START Records shown

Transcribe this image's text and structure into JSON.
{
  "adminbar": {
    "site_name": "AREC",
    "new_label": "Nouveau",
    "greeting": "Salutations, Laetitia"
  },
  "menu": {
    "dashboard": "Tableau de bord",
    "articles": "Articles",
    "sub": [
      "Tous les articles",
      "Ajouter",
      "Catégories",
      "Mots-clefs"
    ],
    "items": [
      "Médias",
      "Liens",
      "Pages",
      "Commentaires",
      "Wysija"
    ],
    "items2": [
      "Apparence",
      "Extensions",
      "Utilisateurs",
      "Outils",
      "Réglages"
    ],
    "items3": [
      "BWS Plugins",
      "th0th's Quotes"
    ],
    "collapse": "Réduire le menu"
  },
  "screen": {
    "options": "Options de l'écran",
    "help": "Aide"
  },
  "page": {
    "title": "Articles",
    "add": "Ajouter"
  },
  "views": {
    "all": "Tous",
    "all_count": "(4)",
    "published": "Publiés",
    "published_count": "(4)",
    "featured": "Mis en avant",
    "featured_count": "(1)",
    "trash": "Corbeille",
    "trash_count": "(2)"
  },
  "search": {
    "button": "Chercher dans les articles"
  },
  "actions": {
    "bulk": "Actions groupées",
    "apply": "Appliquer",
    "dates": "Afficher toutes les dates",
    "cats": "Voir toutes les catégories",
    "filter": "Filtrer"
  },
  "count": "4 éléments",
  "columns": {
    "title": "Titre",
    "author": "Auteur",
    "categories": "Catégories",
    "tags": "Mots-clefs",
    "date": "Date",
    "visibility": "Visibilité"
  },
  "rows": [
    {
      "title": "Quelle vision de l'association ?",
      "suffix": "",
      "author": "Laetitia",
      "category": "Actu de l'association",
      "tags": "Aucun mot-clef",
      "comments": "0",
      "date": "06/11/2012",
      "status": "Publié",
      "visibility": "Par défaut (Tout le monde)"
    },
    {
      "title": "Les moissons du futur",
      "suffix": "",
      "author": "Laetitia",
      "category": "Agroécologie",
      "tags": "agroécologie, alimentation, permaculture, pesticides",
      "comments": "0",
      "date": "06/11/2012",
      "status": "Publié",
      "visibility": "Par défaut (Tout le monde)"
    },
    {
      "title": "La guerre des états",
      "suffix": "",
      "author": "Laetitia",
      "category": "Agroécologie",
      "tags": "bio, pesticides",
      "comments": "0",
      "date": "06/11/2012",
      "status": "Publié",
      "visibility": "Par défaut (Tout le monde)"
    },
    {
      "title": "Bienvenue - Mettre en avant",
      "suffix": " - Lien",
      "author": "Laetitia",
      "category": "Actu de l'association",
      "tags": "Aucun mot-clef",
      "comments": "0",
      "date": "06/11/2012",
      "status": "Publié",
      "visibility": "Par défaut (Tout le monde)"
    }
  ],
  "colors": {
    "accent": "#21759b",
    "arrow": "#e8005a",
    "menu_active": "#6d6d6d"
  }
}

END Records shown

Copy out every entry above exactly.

Transcribe this image's text and structure into JSON.
{
  "adminbar": {
    "site_name": "AREC",
    "new_label": "Nouveau",
    "greeting": "Salutations, Laetitia"
  },
  "menu": {
    "dashboard": "Tableau de bord",
    "articles": "Articles",
    "sub": [
      "Tous les articles",
      "Ajouter",
      "Catégories",
      "Mots-clefs"
    ],
    "items": [
      "Médias",
      "Liens",
      "Pages",
      "Commentaires",
      "Wysija"
    ],
    "items2": [
      "Apparence",
      "Extensions",
      "Utilisateurs",
      "Outils",
      "Réglages"
    ],
    "items3": [
      "BWS Plugins",
      "th0th's Quotes"
    ],
    "collapse": "Réduire le menu"
  },
  "screen": {
    "options": "Options de l'écran",
    "help": "Aide"
  },
  "page": {
    "title": "Articles",
    "add": "Ajouter"
  },
  "views": {
    "all": "Tous",
    "all_count": "(4)",
    "published": "Publiés",
    "published_count": "(4)",
    "featured": "Mis en avant",
    "featured_count": "(1)",
    "trash": "Corbeille",
    "trash_count": "(2)"
  },
  "search": {
    "button": "Chercher dans les articles"
  },
  "actions": {
    "bulk": "Actions groupées",
    "apply": "Appliquer",
    "dates": "Afficher toutes les dates",
    "cats": "Voir toutes les catégories",
    "filter": "Filtrer"
  },
  "count": "4 éléments",
  "columns": {
    "title": "Titre",
    "author": "Auteur",
    "categories": "Catégories",
    "tags": "Mots-clefs",
    "date": "Date",
    "visibility": "Visibilité"
  },
  "rows": [
    {
      "title": "Quelle vision de l'association ?",
      "suffix": "",
      "author": "Laetitia",
      "category": "Actu de l'association",
      "tags": "Aucun mot-clef",
      "comments": "0",
      "date": "06/11/2012",
      "status": "Publié",
      "visibility": "Par défaut (Tout le monde)"
    },
    {
      "title": "Les moissons du futur",
      "suffix": "",
      "author": "Laetitia",
      "category": "Agroécologie",
      "tags": "agroécologie, alimentation, permaculture, pesticides",
      "comments": "0",
      "date": "06/11/2012",
      "status": "Publié",
      "visibility": "Par défaut (Tout le monde)"
    },
    {
      "title": "La guerre des états",
      "suffix": "",
      "author": "Laetitia",
      "category": "Agroécologie",
      "tags": "bio, pesticides",
      "comments": "0",
      "date": "06/11/2012",
      "status": "Publié",
      "visibility": "Par défaut (Tout le monde)"
    },
    {
      "title": "Bienvenue - Mettre en avant",
      "suffix": " - Lien",
      "author": "Laetitia",
      "category": "Actu de l'association",
      "tags": "Aucun mot-clef",
      "comments": "0",
      "date": "06/11/2012",
      "status": "Publié",
      "visibility": "Par défaut (Tout le monde)"
    }
  ],
  "colors": {
    "accent": "#21759b",
    "arrow": "#e8005a",
    "menu_active": "#6d6d6d"
  }
}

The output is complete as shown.